What does pet health insurance cover?
Generally, three types of pet insurance plans are available: accident and illness, accident-only, and wellness plans. Your coverage depends on your plan type:
- Accident-only coverage — This plan is typically the least expensive pet insurance option, covering only conditions that are the result of an accident such as falls, fractures, toxin ingestion, or lacerations. While generally more affordable, accident-only insurance does not provide benefits for medical conditions or diseases.
- Accident and illness coverage — An accident and illness plan is the most common pet insurance plan type, offering more comprehensive coverage than an accident-only plan. This plan type usually covers diagnosis and treatment costs for conditions such as cancer, endocrine disorders, and some orthopedic injuries. Because illness and accident coverage is more comprehensive, you will pay a higher monthly premium for this plan type than for accident-only coverage.
- Wellness coverage — Wellness care coverage is typically available as an add-on to your base pet insurance plan ( i.e., accident-only or accident and illness) and offers coverage for your pet’s routine care, such as annual veterinary visits and vaccinations.
What isn’t covered by pet health insurance?
While pet health insurance covers many issues, restrictions apply and some conditions are not covered. Common pet insurance exclusions include:
- Pre-existing conditions — A pre-existing condition is any health-related disorder that has been diagnosed before a pet’s health insurance coverage takes effect.
- Species exclusions — While pet insurance providers cover dogs and cats, fewer options are available for exotic pets such as birds and reptiles.
- Age limits — Most pet insurance providers have minimum and maximum age limits for enrollment.

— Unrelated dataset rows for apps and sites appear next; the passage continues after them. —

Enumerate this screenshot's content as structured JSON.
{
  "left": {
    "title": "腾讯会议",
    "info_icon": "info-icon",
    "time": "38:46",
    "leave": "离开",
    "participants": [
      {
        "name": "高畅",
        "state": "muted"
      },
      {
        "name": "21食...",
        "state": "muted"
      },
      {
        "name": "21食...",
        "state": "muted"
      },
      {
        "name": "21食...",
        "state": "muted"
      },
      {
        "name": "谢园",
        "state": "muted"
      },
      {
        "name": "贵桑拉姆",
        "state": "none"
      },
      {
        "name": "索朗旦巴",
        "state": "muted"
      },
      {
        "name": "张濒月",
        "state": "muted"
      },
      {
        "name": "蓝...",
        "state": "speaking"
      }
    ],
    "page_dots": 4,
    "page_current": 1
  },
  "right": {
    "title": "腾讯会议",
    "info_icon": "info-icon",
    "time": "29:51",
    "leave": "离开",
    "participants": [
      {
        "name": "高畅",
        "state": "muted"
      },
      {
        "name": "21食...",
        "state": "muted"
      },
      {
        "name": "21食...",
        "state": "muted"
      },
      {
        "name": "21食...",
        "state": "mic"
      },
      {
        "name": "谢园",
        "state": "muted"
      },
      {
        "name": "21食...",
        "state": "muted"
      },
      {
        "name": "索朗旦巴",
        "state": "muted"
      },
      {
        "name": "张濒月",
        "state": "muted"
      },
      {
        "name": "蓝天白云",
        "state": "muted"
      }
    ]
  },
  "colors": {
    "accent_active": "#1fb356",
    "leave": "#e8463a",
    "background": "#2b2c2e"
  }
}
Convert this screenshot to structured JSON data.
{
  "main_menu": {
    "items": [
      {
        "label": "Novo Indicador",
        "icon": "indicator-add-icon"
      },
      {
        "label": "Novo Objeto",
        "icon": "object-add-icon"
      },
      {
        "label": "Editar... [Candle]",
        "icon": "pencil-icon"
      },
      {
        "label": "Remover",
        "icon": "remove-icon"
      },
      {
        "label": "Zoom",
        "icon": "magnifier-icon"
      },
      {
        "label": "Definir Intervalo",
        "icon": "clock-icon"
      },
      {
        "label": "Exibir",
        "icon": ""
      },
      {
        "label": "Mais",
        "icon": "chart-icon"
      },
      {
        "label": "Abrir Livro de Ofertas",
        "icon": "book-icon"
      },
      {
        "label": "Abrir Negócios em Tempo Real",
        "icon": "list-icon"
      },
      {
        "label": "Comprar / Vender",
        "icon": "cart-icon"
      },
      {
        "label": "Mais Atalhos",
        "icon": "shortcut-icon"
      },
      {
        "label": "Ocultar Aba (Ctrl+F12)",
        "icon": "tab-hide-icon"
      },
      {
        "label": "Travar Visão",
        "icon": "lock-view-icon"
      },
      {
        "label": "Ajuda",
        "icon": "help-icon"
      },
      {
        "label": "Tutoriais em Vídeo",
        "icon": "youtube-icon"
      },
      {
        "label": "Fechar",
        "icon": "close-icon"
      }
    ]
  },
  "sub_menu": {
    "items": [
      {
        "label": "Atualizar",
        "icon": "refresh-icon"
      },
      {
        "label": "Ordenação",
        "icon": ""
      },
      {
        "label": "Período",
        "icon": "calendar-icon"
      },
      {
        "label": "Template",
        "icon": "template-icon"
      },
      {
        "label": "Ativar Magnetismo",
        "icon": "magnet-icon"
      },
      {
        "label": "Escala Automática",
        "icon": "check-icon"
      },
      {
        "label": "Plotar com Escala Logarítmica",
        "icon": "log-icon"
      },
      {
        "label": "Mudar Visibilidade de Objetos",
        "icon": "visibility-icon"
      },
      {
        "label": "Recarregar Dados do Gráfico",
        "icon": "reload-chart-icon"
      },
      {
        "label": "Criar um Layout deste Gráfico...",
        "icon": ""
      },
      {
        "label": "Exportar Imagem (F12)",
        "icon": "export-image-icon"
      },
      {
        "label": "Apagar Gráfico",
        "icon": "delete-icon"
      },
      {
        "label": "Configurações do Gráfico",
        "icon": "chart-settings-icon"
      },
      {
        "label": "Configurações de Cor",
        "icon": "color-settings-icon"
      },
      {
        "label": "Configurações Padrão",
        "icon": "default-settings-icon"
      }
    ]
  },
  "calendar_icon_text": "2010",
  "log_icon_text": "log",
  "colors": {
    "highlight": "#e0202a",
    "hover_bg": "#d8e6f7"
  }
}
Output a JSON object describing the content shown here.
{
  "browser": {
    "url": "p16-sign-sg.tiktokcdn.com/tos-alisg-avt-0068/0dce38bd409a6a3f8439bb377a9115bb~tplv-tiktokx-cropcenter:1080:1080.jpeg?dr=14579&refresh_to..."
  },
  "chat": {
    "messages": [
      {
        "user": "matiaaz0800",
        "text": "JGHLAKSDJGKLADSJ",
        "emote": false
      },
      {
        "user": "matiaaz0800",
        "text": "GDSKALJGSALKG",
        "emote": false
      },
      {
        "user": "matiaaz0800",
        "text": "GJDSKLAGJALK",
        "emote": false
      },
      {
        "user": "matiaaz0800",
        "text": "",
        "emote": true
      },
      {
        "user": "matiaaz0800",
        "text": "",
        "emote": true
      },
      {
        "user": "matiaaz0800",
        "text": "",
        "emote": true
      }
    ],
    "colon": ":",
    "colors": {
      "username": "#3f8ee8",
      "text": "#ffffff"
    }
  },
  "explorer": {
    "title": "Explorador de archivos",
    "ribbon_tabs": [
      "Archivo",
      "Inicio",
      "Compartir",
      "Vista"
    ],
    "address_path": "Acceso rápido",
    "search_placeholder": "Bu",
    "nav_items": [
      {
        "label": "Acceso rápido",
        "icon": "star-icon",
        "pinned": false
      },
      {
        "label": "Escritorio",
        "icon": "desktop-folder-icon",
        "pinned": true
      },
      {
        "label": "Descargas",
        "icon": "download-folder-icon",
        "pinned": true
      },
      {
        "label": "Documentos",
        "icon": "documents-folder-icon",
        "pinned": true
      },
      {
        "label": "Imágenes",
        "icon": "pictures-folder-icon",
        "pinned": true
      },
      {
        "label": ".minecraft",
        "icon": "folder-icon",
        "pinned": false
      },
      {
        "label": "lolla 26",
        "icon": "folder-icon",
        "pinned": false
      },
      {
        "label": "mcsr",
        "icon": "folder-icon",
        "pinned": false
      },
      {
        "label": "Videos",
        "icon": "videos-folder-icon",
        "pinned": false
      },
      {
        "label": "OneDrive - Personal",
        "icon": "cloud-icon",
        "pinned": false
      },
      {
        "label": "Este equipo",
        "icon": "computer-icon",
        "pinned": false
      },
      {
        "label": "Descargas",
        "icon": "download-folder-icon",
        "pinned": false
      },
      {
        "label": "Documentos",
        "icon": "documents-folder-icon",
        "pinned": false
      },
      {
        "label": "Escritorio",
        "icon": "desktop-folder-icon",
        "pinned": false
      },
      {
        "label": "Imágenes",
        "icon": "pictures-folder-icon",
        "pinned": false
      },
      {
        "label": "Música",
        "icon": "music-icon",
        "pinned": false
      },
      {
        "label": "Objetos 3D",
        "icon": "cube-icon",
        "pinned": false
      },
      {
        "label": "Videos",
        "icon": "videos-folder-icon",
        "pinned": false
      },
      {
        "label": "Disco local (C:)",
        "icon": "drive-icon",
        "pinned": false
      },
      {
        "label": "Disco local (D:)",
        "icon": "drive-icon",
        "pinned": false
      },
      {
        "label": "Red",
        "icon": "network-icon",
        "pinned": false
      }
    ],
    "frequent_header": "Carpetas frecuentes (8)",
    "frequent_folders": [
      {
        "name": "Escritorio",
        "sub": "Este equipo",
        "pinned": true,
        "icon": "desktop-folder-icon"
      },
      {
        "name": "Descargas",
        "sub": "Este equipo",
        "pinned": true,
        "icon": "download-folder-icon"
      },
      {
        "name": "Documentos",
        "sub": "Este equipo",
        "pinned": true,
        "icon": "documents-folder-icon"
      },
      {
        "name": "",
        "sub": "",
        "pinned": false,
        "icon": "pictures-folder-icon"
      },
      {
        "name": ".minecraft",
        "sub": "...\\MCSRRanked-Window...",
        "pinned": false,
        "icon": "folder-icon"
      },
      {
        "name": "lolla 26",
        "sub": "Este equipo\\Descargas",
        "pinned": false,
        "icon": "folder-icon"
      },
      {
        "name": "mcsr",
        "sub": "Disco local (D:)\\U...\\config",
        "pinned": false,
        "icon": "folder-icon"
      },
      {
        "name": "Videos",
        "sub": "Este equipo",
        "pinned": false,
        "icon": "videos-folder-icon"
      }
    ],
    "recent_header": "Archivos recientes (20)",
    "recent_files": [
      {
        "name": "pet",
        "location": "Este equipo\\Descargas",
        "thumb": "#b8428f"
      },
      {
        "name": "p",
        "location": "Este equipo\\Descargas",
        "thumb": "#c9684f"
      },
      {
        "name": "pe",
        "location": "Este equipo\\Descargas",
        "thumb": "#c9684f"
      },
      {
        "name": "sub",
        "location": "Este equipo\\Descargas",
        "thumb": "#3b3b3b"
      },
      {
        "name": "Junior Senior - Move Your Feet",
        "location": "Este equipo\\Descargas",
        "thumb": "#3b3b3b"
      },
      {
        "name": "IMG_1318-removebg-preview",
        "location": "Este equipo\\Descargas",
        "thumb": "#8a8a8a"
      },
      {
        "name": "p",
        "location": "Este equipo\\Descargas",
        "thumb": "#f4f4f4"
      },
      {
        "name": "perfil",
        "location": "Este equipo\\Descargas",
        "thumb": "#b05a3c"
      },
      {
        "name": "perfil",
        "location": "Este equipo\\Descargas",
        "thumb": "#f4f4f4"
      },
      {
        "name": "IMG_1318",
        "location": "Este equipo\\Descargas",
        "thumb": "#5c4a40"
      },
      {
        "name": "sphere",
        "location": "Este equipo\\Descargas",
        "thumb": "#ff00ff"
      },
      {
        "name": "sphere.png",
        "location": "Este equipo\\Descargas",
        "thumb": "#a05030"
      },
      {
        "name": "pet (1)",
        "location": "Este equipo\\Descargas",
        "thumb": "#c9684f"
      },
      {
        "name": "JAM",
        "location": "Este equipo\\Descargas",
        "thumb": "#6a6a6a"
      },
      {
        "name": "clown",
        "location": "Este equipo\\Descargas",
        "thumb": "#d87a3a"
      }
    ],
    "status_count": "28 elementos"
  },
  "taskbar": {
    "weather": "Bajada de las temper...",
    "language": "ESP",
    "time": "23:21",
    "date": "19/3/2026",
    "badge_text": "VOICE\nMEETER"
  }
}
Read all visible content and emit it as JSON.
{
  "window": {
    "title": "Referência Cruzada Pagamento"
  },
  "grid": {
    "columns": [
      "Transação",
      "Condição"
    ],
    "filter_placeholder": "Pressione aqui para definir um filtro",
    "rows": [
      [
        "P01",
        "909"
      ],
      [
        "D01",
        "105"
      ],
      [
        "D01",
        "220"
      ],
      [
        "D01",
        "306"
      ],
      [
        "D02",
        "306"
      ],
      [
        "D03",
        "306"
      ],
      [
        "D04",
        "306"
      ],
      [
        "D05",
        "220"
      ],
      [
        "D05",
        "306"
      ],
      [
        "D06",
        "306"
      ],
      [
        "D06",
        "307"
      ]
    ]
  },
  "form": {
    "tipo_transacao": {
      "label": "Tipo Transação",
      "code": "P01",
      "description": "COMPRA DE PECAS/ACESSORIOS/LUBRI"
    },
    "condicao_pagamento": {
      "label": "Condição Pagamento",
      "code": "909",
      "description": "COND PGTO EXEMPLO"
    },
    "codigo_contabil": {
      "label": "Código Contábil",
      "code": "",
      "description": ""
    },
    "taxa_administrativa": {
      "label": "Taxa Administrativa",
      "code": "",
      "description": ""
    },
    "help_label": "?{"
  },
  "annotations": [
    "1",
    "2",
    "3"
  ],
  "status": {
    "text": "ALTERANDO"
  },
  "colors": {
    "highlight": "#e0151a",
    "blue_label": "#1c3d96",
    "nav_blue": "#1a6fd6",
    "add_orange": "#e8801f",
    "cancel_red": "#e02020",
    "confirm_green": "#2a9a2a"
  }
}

Typically, coverage is available for pets as young as 8 weeks of age. Older pets, around 12 to 14 years of age, may be ineligible.
- Geographic exclusions — Some insurance providers have restrictions based on geographic location, so your pet’s eligibility may depend on where you live.
How much does pet health insurance cost?
Pet health insurance costs depend on many variables. Before deciding on a pet insurance plan, consider the following costs:
- Deductible — A deductible is the amount you pay out of pocket before the insurance provider begins reimbursing you. Most providers have an annual deductible, which is reset each year after you renew the policy. Some insurance providers apply the deductible per incident. This means that after you pay the condition’s deductible amount, the plan reimburses you up to the policy’s limits without resetting at a new policy period.
- Reimbursement rate — Reimbursement is the amount a pet insurance provider pays you for veterinary expenses, usually a percentage of the total treatment cost. Most providers offer reimbursement options such as 70%, 80%, or 90%. If you choose a higher reimbursement percentage, you are reimbursed a higher dollar amount, but if you choose a lower reimbursement percentage, you pay a lower monthly premium.
- Payout limit — Some policies have a per-year or lifetime maximum dollar coverage amount. Policies with no limits have the highest premiums.
How do I choose the right pet health insurance plan?
To find the best health insurance plan for you and your pet, research providers, and get multiple quotes to compare their coverage options and prices. Consider your pet’s age, breed, health, and lifestyle to ensure you choose a plan that provides the coverage they need. Before you purchase a pet health insurance plan, read the policy terms carefully, and reach out to the provider with any questions.
Pet insurance ensures your pet gets the care they need and provides you with a financial safety net and precious peace of mind. If you have questions or need to schedule your pet’s annual wellness, visit, contact our Tidmore Veterinary Hospital team.